*Task requirements*
Your answer should consist of each line below that includes the word "交货单管理".

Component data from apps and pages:
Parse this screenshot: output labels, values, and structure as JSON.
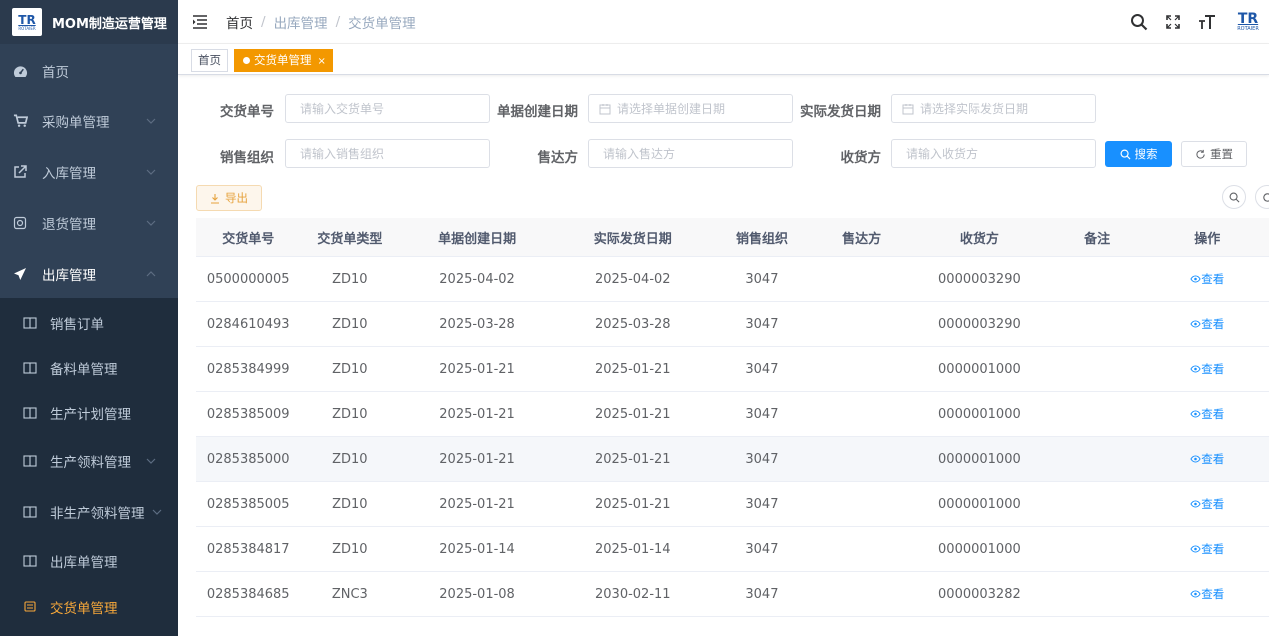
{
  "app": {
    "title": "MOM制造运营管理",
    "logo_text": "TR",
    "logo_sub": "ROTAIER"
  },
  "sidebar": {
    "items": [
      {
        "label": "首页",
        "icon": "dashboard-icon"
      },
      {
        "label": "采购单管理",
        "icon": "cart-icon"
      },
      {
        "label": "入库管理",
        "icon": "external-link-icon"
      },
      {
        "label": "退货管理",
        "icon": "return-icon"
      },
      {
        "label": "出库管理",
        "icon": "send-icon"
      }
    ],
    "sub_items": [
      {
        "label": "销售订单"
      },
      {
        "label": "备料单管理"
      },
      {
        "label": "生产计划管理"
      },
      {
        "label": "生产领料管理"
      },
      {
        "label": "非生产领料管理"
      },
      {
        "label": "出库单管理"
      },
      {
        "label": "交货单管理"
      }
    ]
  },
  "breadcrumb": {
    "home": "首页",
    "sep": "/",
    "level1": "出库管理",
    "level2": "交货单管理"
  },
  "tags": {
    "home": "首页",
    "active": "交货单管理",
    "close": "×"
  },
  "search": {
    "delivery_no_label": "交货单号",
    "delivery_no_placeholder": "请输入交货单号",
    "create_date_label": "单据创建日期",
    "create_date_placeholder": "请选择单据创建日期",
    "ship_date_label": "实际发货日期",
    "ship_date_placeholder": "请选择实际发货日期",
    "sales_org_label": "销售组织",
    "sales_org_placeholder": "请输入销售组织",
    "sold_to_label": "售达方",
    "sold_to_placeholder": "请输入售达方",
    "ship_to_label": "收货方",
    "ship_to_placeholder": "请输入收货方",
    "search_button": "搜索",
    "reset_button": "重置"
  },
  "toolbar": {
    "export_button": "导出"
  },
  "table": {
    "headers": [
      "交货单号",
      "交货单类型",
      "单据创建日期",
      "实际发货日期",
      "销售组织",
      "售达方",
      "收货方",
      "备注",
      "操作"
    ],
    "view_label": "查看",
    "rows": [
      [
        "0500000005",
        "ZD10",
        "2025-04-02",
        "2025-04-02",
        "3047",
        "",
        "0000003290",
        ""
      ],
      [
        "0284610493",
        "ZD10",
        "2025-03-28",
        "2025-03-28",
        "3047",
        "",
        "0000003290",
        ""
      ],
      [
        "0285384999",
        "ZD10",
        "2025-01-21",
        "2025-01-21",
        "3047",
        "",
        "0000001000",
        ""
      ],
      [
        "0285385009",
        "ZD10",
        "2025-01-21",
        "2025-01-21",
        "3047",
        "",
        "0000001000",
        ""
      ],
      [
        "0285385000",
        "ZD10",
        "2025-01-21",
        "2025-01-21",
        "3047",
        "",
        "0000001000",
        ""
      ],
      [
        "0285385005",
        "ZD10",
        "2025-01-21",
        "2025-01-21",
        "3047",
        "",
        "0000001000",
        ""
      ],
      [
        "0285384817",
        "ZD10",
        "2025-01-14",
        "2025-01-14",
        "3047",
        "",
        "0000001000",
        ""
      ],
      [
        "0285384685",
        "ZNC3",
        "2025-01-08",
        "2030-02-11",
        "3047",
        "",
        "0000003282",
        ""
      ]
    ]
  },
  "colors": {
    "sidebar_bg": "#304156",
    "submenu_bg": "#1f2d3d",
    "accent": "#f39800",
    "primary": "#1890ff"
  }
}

*Task output*
        "label": "交货单管理"
    "level2": "交货单管理"
    "active": "交货单管理",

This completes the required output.